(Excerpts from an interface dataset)
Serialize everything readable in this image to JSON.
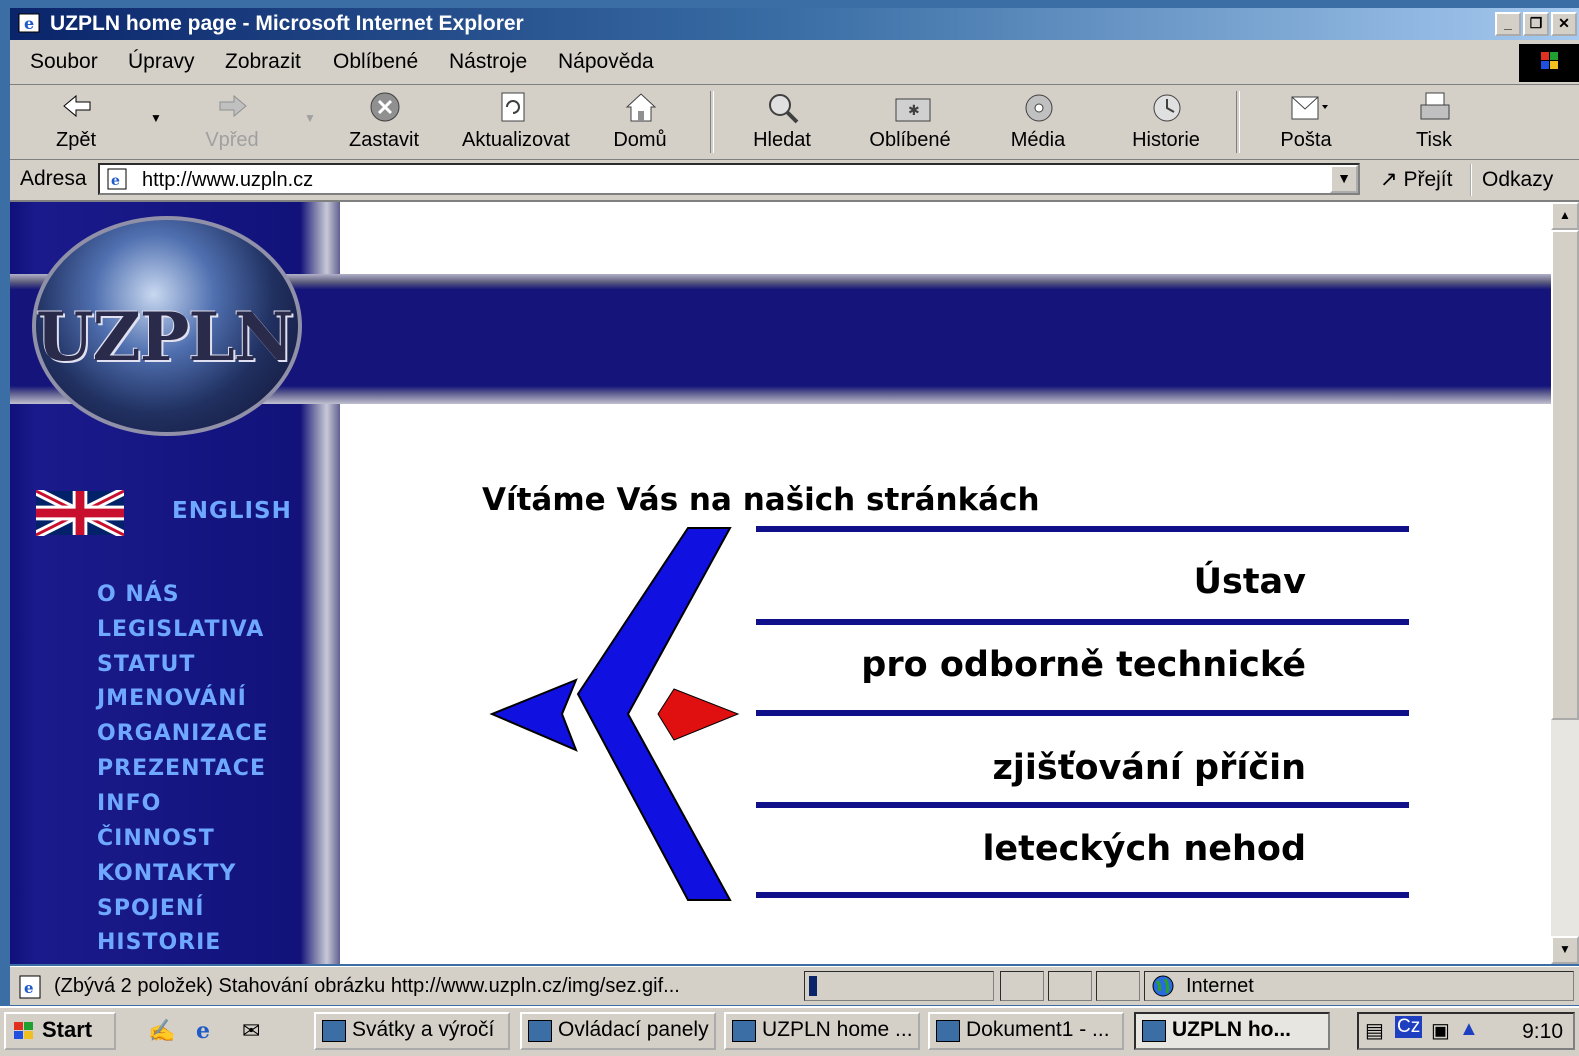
{
  "window": {
    "title": "UZPLN home page - Microsoft Internet Explorer"
  },
  "menu": [
    "Soubor",
    "Úpravy",
    "Zobrazit",
    "Oblíbené",
    "Nástroje",
    "Nápověda"
  ],
  "toolbar": {
    "back": "Zpět",
    "forward": "Vpřed",
    "stop": "Zastavit",
    "refresh": "Aktualizovat",
    "home": "Domů",
    "search": "Hledat",
    "favorites": "Oblíbené",
    "media": "Média",
    "history": "Historie",
    "mail": "Pošta",
    "print": "Tisk"
  },
  "address": {
    "label": "Adresa",
    "url": "http://www.uzpln.cz",
    "go": "Přejít",
    "links": "Odkazy"
  },
  "page": {
    "logo": "UZPLN",
    "english": "ENGLISH",
    "nav": [
      "O NÁS",
      "LEGISLATIVA",
      "STATUT",
      "JMENOVÁNÍ",
      "ORGANIZACE",
      "PREZENTACE",
      "INFO",
      "ČINNOST",
      "KONTAKTY",
      "SPOJENÍ",
      "HISTORIE"
    ],
    "welcome": "Vítáme Vás na našich stránkách",
    "lines": [
      "Ústav",
      "pro odborně technické",
      "zjišťování příčin",
      "leteckých nehod"
    ],
    "colors": {
      "nav": "#6fa8ff",
      "banner": "#14147a",
      "arrow_blue": "#1010e0",
      "arrow_red": "#e01010"
    }
  },
  "status": {
    "text": "(Zbývá 2 položek) Stahování obrázku http://www.uzpln.cz/img/sez.gif...",
    "zone": "Internet"
  },
  "taskbar": {
    "start": "Start",
    "buttons": [
      "Svátky a výročí",
      "Ovládací panely",
      "UZPLN home ...",
      "Dokument1 - ...",
      "UZPLN ho..."
    ],
    "tray_lang": "Cz",
    "clock": "9:10"
  }
}
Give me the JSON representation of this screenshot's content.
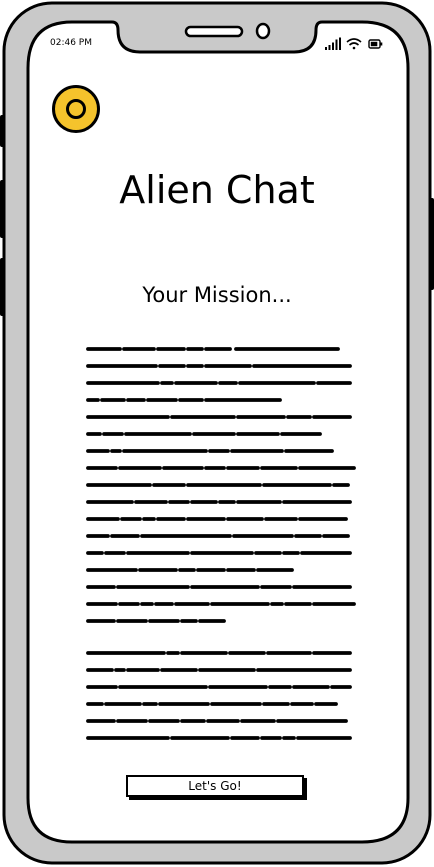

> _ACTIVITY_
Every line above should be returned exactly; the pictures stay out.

> _ANSWER TO THIS PROBLEM_
Serialize everything readable in this image to JSON.
{
  "window": {
    "title": "UZPLN home page - Microsoft Internet Explorer"
  },
  "menu": [
    "Soubor",
    "Úpravy",
    "Zobrazit",
    "Oblíbené",
    "Nástroje",
    "Nápověda"
  ],
  "toolbar": {
    "back": "Zpět",
    "forward": "Vpřed",
    "stop": "Zastavit",
    "refresh": "Aktualizovat",
    "home": "Domů",
    "search": "Hledat",
    "favorites": "Oblíbené",
    "media": "Média",
    "history": "Historie",
    "mail": "Pošta",
    "print": "Tisk"
  },
  "address": {
    "label": "Adresa",
    "url": "http://www.uzpln.cz",
    "go": "Přejít",
    "links": "Odkazy"
  },
  "page": {
    "logo": "UZPLN",
    "english": "ENGLISH",
    "nav": [
      "O NÁS",
      "LEGISLATIVA",
      "STATUT",
      "JMENOVÁNÍ",
      "ORGANIZACE",
      "PREZENTACE",
      "INFO",
      "ČINNOST",
      "KONTAKTY",
      "SPOJENÍ",
      "HISTORIE"
    ],
    "welcome": "Vítáme Vás na našich stránkách",
    "lines": [
      "Ústav",
      "pro odborně technické",
      "zjišťování příčin",
      "leteckých nehod"
    ],
    "colors": {
      "nav": "#6fa8ff",
      "banner": "#14147a",
      "arrow_blue": "#1010e0",
      "arrow_red": "#e01010"
    }
  },
  "status": {
    "text": "(Zbývá 2 položek) Stahování obrázku http://www.uzpln.cz/img/sez.gif...",
    "zone": "Internet"
  },
  "taskbar": {
    "start": "Start",
    "buttons": [
      "Svátky a výročí",
      "Ovládací panely",
      "UZPLN home ...",
      "Dokument1 - ...",
      "UZPLN ho..."
    ],
    "tray_lang": "Cz",
    "clock": "9:10"
  }
}
Give me the JSON representation of this screenshot's content.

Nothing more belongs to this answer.